- Construction Liens and Defects: What You Don't Know Might Hurt You
- March 31, 2010 | Author: Scott P. Swope
- Law Firm: Swope & Bright, P.L. - Clearwater Office
When you have a contractor do work at your home or office, you expose your property to potential construction liens by the contractor as well as suppliers and subcontractors. The fact that the property is your homestead will not protect you. Construction liens are considered “consensual” and therefore supersede the homestead status, similar to mortgage liens. Once recorded in the public records, a construction lien will “cloud” the title to your property, preventing you from selling, transferring, or refinancing the property. Fortunately, Florida law provides a remedy for property owners who don’t want to risk foreclosure by a lienor or who want to sell, transfer, or refinance their property without compromising their right to fight the construction lien. You can deposit money with the clerk of court or post a surety bond. Determining the exact amount of money or the bond amount that is required is moderately complicated, but it will certainly exceed the amount of the lien by at least 25%.

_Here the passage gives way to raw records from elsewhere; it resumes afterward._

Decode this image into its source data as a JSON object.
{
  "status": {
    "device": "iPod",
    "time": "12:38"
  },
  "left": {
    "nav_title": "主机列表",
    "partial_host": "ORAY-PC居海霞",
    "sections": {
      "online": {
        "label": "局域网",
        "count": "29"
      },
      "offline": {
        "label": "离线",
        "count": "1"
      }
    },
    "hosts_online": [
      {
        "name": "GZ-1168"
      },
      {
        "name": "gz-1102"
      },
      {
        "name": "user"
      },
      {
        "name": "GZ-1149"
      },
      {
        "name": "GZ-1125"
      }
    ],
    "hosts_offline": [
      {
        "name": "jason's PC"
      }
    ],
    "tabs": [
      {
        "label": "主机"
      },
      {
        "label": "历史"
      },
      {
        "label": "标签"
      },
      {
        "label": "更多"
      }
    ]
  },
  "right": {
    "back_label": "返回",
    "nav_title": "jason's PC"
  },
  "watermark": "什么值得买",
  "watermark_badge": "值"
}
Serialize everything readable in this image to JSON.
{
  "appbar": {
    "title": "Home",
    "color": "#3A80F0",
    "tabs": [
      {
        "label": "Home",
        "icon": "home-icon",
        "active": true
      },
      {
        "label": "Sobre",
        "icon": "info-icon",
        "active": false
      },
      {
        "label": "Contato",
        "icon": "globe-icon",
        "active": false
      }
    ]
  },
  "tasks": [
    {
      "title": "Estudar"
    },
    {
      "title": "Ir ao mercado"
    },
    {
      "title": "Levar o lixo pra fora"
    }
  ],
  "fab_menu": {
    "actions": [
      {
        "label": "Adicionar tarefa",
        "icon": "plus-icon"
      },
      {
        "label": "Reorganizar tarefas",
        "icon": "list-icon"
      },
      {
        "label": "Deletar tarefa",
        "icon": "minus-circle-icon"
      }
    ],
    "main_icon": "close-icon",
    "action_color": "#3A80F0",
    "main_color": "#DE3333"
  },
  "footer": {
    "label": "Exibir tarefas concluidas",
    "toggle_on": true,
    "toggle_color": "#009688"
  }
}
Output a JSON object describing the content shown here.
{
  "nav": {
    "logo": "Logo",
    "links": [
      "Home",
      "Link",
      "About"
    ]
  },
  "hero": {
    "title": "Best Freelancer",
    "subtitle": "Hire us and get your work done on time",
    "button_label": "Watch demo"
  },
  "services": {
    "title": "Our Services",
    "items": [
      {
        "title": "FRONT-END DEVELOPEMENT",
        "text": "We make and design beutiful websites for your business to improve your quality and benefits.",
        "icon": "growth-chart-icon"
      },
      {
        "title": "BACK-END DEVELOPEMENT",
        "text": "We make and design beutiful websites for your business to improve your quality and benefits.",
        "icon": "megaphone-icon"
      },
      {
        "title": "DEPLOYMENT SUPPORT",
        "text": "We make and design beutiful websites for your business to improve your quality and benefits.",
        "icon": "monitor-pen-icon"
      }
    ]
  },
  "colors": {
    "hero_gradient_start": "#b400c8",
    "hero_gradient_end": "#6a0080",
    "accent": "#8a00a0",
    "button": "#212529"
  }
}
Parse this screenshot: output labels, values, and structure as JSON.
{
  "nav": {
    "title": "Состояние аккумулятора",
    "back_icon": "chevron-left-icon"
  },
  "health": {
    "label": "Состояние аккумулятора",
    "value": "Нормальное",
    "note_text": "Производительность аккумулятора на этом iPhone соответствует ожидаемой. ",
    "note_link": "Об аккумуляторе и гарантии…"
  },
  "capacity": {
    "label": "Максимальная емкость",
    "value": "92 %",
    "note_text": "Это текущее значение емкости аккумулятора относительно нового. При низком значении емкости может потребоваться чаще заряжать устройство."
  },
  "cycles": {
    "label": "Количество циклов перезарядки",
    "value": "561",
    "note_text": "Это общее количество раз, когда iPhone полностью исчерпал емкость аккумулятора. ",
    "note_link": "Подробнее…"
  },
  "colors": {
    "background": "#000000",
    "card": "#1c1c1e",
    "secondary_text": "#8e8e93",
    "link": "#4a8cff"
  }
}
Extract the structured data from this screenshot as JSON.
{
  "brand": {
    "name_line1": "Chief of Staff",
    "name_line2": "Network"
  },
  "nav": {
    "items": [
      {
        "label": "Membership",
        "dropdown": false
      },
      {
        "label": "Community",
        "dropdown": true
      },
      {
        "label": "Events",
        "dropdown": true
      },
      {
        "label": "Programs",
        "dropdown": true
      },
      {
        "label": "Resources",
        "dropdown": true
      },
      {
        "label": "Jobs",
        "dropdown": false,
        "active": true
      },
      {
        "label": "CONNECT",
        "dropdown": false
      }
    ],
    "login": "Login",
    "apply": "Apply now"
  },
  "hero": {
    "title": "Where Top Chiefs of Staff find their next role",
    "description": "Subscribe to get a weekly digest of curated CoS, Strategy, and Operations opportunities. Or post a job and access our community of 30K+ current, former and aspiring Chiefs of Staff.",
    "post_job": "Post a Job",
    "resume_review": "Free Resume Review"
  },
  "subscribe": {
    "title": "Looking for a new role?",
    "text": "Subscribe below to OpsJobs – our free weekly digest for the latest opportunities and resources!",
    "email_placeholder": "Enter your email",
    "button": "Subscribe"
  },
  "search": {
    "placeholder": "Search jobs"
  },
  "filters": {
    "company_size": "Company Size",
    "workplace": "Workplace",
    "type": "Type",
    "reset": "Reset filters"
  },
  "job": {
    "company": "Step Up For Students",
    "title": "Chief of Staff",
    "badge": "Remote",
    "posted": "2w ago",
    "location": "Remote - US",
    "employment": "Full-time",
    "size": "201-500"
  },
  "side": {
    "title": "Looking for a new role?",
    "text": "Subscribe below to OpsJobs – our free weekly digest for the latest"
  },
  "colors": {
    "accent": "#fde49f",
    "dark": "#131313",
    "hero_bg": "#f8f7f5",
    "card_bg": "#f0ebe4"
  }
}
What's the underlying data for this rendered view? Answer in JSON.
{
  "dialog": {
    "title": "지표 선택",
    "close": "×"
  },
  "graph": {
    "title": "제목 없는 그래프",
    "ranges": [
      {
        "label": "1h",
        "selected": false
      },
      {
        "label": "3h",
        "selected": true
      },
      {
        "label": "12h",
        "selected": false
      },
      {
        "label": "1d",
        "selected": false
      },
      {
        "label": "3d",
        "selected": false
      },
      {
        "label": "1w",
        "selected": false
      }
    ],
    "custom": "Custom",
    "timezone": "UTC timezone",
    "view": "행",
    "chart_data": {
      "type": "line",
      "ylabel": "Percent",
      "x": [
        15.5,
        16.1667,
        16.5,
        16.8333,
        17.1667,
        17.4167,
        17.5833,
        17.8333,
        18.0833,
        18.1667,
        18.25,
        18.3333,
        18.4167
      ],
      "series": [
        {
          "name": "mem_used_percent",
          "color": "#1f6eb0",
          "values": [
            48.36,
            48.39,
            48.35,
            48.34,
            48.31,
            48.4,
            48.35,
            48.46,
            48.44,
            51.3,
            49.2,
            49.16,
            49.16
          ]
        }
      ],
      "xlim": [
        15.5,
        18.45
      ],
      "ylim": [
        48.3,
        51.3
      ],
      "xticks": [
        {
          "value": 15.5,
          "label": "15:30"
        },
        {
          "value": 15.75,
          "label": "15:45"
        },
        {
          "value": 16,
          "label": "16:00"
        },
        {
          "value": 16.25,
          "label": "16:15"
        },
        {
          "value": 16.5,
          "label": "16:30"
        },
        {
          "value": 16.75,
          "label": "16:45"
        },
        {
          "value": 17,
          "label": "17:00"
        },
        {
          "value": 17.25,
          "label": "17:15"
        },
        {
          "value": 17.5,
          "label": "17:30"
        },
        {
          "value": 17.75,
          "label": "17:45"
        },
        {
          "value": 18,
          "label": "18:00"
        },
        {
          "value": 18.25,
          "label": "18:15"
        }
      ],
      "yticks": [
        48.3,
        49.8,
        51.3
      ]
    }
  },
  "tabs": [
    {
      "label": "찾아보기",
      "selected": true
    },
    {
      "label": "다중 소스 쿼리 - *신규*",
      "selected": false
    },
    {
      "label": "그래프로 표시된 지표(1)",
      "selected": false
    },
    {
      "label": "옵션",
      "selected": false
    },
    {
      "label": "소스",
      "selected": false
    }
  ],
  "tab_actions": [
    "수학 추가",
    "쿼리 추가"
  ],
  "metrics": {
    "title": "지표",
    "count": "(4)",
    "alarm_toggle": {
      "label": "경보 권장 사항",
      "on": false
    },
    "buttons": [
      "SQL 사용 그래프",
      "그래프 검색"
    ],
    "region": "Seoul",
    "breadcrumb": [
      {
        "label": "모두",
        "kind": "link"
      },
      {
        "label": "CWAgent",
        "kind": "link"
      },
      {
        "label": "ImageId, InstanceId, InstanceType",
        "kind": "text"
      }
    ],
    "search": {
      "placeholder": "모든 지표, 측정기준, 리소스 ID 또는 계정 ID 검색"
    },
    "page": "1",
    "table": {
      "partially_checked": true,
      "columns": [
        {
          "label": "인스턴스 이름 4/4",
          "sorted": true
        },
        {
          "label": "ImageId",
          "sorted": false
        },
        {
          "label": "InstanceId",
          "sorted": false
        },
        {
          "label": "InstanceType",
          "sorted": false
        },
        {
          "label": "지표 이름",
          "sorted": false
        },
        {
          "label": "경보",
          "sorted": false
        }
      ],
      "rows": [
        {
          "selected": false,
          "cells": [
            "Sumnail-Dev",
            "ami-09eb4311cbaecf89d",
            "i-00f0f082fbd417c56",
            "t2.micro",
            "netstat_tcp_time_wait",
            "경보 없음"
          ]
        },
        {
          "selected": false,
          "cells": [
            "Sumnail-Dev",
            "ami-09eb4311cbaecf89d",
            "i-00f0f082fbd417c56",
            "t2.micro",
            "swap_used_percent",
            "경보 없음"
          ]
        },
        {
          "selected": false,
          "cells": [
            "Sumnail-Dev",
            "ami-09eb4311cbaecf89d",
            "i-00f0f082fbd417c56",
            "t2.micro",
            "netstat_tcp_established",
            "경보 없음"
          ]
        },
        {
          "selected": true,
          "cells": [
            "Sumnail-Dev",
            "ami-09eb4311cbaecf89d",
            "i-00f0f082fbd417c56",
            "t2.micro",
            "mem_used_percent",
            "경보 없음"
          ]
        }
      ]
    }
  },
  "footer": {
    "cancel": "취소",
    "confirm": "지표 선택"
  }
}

When you have a contractor do work at your home or office, Florida law requires you to participate in a pre-suit dispute resolution process if you want to assert a claim arising from a construction defect. A construction defect is defined very broadly to include any deficiency arising out of the design, specifications, surveying, planning, supervision, observation of construction, or construction, repair, alteration, or remodeling of real property resulting from the use of defective materials or components, a violation of applicable building codes, failure of a design to meet applicable professional standards, or poor construction that fails to meet accepted trade standards.
Before filing a lawsuit (or asserting a counterclaim in a construction lien lawsuit), a property owner must provide a notice of claim to the contractor, supplier, subcontractor, architect, etc. responsible for the defect. The notice of claim must describe the defects in reasonable detail sufficient to allow the responsible party to determine the general nature of each alleged defect and a description of the damage or loss resulting from the defect. If the contractor wants to inspect your property, you must allow it. There are lots of rules regarding the kinds of testing that can be done and how long the contractor has to do it. The contractor is supposed to provide you with a written response stating whether they dispute the claim, they will repair the defect, they will pay you money damages, or they propose some combination of those things. You don’t have to accept the contractor’s settlement offer, but you might have to provide the contractor with documents, photographs, and other things if requested.
The foregoing article only touches upon the myriad regulations governing construction liens and construction defect claims. Whether your property has been liened by a contractor or you are interested in pursuing a claim against someone involved in a construction or renovation project at your home or office, we can help you maneuver through the complicated maze of regulations applicable to the construction industry.